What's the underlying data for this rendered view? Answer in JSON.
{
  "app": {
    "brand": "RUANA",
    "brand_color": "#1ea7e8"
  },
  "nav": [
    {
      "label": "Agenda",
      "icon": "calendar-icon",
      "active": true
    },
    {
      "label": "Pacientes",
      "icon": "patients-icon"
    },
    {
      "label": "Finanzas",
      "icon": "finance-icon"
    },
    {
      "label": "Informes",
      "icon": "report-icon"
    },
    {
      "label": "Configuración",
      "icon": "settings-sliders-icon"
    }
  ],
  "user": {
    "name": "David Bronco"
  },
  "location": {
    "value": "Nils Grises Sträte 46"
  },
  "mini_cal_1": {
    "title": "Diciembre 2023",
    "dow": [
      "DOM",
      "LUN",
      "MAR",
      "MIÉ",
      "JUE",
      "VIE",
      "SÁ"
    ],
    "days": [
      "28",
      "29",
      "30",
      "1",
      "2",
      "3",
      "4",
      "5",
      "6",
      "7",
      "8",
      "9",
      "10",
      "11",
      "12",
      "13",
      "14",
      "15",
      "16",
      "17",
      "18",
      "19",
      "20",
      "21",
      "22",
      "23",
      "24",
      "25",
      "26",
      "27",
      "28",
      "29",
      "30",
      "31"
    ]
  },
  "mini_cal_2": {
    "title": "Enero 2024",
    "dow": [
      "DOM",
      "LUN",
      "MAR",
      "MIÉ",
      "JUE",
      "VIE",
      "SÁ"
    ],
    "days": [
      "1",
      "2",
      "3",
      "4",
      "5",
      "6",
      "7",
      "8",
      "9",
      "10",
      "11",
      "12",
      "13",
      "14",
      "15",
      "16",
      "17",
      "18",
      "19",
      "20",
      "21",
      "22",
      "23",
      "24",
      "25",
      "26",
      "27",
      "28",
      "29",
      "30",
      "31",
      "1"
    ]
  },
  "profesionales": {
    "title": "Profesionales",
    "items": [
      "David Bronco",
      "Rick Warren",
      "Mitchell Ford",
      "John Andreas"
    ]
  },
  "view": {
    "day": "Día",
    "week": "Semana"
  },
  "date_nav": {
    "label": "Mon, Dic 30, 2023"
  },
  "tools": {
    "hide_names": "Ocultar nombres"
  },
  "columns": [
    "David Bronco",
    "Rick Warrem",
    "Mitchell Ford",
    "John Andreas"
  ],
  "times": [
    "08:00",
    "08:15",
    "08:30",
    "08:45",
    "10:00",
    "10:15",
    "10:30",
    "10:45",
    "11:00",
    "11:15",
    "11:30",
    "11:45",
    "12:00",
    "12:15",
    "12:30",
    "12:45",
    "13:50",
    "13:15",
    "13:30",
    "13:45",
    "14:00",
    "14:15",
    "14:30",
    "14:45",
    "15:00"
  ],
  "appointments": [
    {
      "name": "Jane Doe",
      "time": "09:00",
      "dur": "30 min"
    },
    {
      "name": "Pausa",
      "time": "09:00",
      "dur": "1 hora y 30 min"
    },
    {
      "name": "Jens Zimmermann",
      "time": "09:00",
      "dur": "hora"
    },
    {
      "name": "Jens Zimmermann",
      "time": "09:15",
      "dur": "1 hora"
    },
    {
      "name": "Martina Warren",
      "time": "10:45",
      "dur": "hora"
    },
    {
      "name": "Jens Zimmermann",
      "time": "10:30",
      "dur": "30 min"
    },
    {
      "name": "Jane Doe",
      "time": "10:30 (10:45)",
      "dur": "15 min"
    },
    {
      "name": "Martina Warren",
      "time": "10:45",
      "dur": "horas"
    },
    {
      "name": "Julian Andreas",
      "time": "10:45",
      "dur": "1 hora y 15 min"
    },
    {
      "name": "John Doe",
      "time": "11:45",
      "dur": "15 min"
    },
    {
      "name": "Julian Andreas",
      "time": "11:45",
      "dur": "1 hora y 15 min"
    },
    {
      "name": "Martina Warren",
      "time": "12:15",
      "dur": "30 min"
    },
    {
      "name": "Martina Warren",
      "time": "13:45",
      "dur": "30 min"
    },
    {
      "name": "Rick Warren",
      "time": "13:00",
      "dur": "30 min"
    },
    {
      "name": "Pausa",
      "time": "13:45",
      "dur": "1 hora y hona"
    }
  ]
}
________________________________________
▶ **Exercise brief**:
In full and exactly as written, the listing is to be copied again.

▶ **Answer section**:
What's the underlying data for this rendered view? Answer in JSON.
{
  "app": {
    "brand": "RUANA",
    "brand_color": "#1ea7e8"
  },
  "nav": [
    {
      "label": "Agenda",
      "icon": "calendar-icon",
      "active": true
    },
    {
      "label": "Pacientes",
      "icon": "patients-icon"
    },
    {
      "label": "Finanzas",
      "icon": "finance-icon"
    },
    {
      "label": "Informes",
      "icon": "report-icon"
    },
    {
      "label": "Configuración",
      "icon": "settings-sliders-icon"
    }
  ],
  "user": {
    "name": "David Bronco"
  },
  "location": {
    "value": "Nils Grises Sträte 46"
  },
  "mini_cal_1": {
    "title": "Diciembre 2023",
    "dow": [
      "DOM",
      "LUN",
      "MAR",
      "MIÉ",
      "JUE",
      "VIE",
      "SÁ"
    ],
    "days": [
      "28",
      "29",
      "30",
      "1",
      "2",
      "3",
      "4",
      "5",
      "6",
      "7",
      "8",
      "9",
      "10",
      "11",
      "12",
      "13",
      "14",
      "15",
      "16",
      "17",
      "18",
      "19",
      "20",
      "21",
      "22",
      "23",
      "24",
      "25",
      "26",
      "27",
      "28",
      "29",
      "30",
      "31"
    ]
  },
  "mini_cal_2": {
    "title": "Enero 2024",
    "dow": [
      "DOM",
      "LUN",
      "MAR",
      "MIÉ",
      "JUE",
      "VIE",
      "SÁ"
    ],
    "days": [
      "1",
      "2",
      "3",
      "4",
      "5",
      "6",
      "7",
      "8",
      "9",
      "10",
      "11",
      "12",
      "13",
      "14",
      "15",
      "16",
      "17",
      "18",
      "19",
      "20",
      "21",
      "22",
      "23",
      "24",
      "25",
      "26",
      "27",
      "28",
      "29",
      "30",
      "31",
      "1"
    ]
  },
  "profesionales": {
    "title": "Profesionales",
    "items": [
      "David Bronco",
      "Rick Warren",
      "Mitchell Ford",
      "John Andreas"
    ]
  },
  "view": {
    "day": "Día",
    "week": "Semana"
  },
  "date_nav": {
    "label": "Mon, Dic 30, 2023"
  },
  "tools": {
    "hide_names": "Ocultar nombres"
  },
  "columns": [
    "David Bronco",
    "Rick Warrem",
    "Mitchell Ford",
    "John Andreas"
  ],
  "times": [
    "08:00",
    "08:15",
    "08:30",
    "08:45",
    "10:00",
    "10:15",
    "10:30",
    "10:45",
    "11:00",
    "11:15",
    "11:30",
    "11:45",
    "12:00",
    "12:15",
    "12:30",
    "12:45",
    "13:50",
    "13:15",
    "13:30",
    "13:45",
    "14:00",
    "14:15",
    "14:30",
    "14:45",
    "15:00"
  ],
  "appointments": [
    {
      "name": "Jane Doe",
      "time": "09:00",
      "dur": "30 min"
    },
    {
      "name": "Pausa",
      "time": "09:00",
      "dur": "1 hora y 30 min"
    },
    {
      "name": "Jens Zimmermann",
      "time": "09:00",
      "dur": "hora"
    },
    {
      "name": "Jens Zimmermann",
      "time": "09:15",
      "dur": "1 hora"
    },
    {
      "name": "Martina Warren",
      "time": "10:45",
      "dur": "hora"
    },
    {
      "name": "Jens Zimmermann",
      "time": "10:30",
      "dur": "30 min"
    },
    {
      "name": "Jane Doe",
      "time": "10:30 (10:45)",
      "dur": "15 min"
    },
    {
      "name": "Martina Warren",
      "time": "10:45",
      "dur": "horas"
    },
    {
      "name": "Julian Andreas",
      "time": "10:45",
      "dur": "1 hora y 15 min"
    },
    {
      "name": "John Doe",
      "time": "11:45",
      "dur": "15 min"
    },
    {
      "name": "Julian Andreas",
      "time": "11:45",
      "dur": "1 hora y 15 min"
    },
    {
      "name": "Martina Warren",
      "time": "12:15",
      "dur": "30 min"
    },
    {
      "name": "Martina Warren",
      "time": "13:45",
      "dur": "30 min"
    },
    {
      "name": "Rick Warren",
      "time": "13:00",
      "dur": "30 min"
    },
    {
      "name": "Pausa",
      "time": "13:45",
      "dur": "1 hora y hona"
    }
  ]
}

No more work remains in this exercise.